The Governors’ Guild has charged that the Northern Provincial Council’s (NPC) request made to the Government calling for the reduction of the powers given to Provincial Governors was a ridiculous one.

The NPC and the Tamil National Alliance (TNA) recently called on the Government to curtail powers given to Governors. According to the NPC and the TNA, the Governors, being representatives of the Executive President were vested with wide powers.

They also said that the term Governor itself contained connotations of being possessed with additional powers.

According to Governor of the Western Province, K.C. Logeswaran, the Provincial Governor was not only the bridge between the centre and the periphery but also the sentinel of the Constitution, looking after the latter.

“In reality, the process is a consultative one with the Governor acting on the advice of the Provincial Chief Minister and Provincial Ministers”, Logeswaran noted while adding that the said Constitutional practice led to very good relations.

The Provincial Councils Act, No. 42 of 1987 as amended by Acts No. 27 and 28 of 1990 provided more powers to Governors as the Government at the time would have felt that there should be no breakdown in the administration.
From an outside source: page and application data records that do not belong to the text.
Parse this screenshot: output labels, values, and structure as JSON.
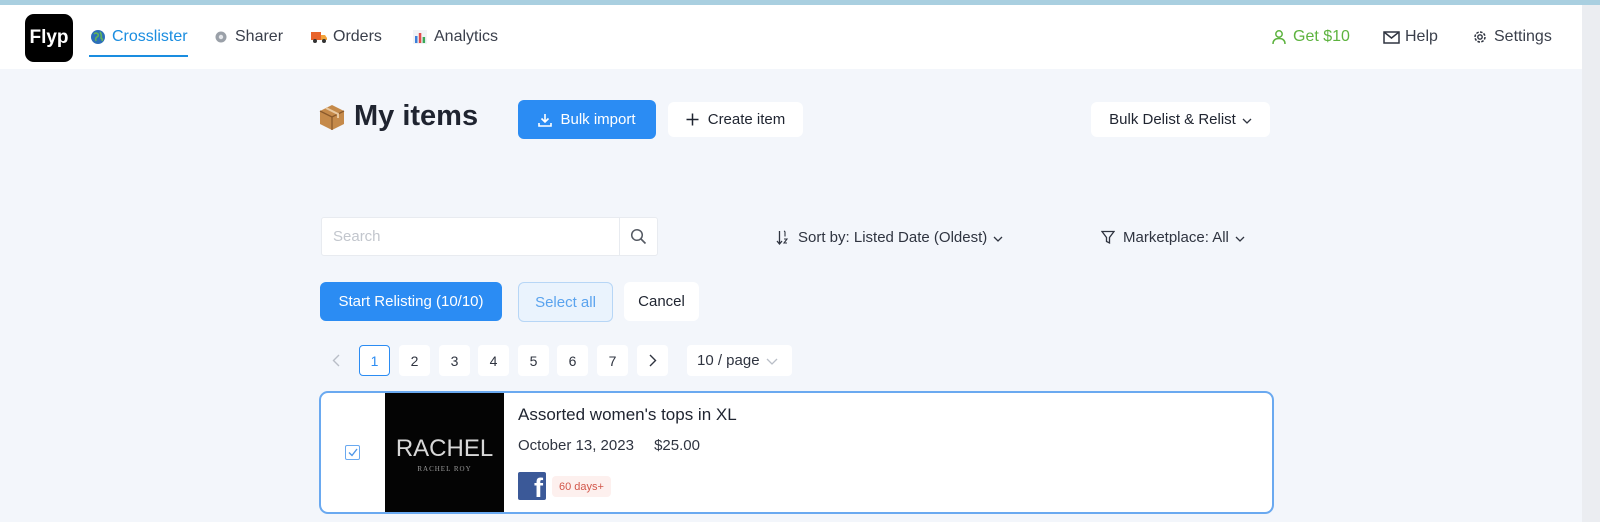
{
  "app": {
    "logo_text": "Flyp",
    "accent_color": "#2b8cf3",
    "success_color": "#5db33f"
  },
  "nav": {
    "items": [
      {
        "label": "Crosslister",
        "icon": "globe-icon",
        "active": true
      },
      {
        "label": "Sharer",
        "icon": "gear-small-icon",
        "active": false
      },
      {
        "label": "Orders",
        "icon": "truck-icon",
        "active": false
      },
      {
        "label": "Analytics",
        "icon": "bar-chart-icon",
        "active": false
      }
    ],
    "right": [
      {
        "label": "Get $10",
        "icon": "user-icon"
      },
      {
        "label": "Help",
        "icon": "mail-icon"
      },
      {
        "label": "Settings",
        "icon": "gear-icon"
      }
    ]
  },
  "page": {
    "title": "My items",
    "title_icon": "package-icon",
    "bulk_import_label": "Bulk import",
    "create_item_label": "Create item",
    "bulk_delist_label": "Bulk Delist & Relist"
  },
  "filters": {
    "search_placeholder": "Search",
    "search_value": "",
    "sort_label": "Sort by: Listed Date (Oldest)",
    "marketplace_label": "Marketplace: All"
  },
  "actions": {
    "start_relisting_label": "Start Relisting (10/10)",
    "select_all_label": "Select all",
    "cancel_label": "Cancel"
  },
  "pagination": {
    "pages": [
      "1",
      "2",
      "3",
      "4",
      "5",
      "6",
      "7"
    ],
    "current": "1",
    "per_page": "10 / page"
  },
  "items": [
    {
      "title": "Assorted women's tops in XL",
      "date": "October 13, 2023",
      "price": "$25.00",
      "checked": true,
      "thumb_brand": "RACHEL",
      "thumb_sub": "RACHEL ROY",
      "marketplace_icon": "facebook-icon",
      "age_badge": "60 days+"
    }
  ]
}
Governors were thereby provided with the power to appoint the Provincial Public Service Commission, a power which is exercised with regard to the appointment of the public service including heads of departments.

“It would be a calamity if elected representatives were to do this”, Logeswaran said while adding that such a system would not work.

“If an independent public service is appointed as is the case with the Constitutional Council (CC), then this would result in the power being taken to the centre”, he explained.
Logeswaran claimed that Governors normally do not act arbitrarily and said that there were systems, procedures and due processes including a board in the manner of the CC appointed to look into matters and appeal panels appointed to make recommendations on courses of action to be taken.

Logeswaran further added that though the Governor could make a ruling regarding the public service, alter or rescind it at his or her discretion, no judge would allow for arbitrary decision-making.

“The powers need not be reduced. The Governors do not have Executive powers. Their role is a constitutional one. In Sri Lanka, Provincial Councils are not coordinate bodies but subordinate ones and therefore, they cannot get all the powers of the Centre or the Parliament and the Parliamentary system. The Parliament is supreme”, said  Logeswaran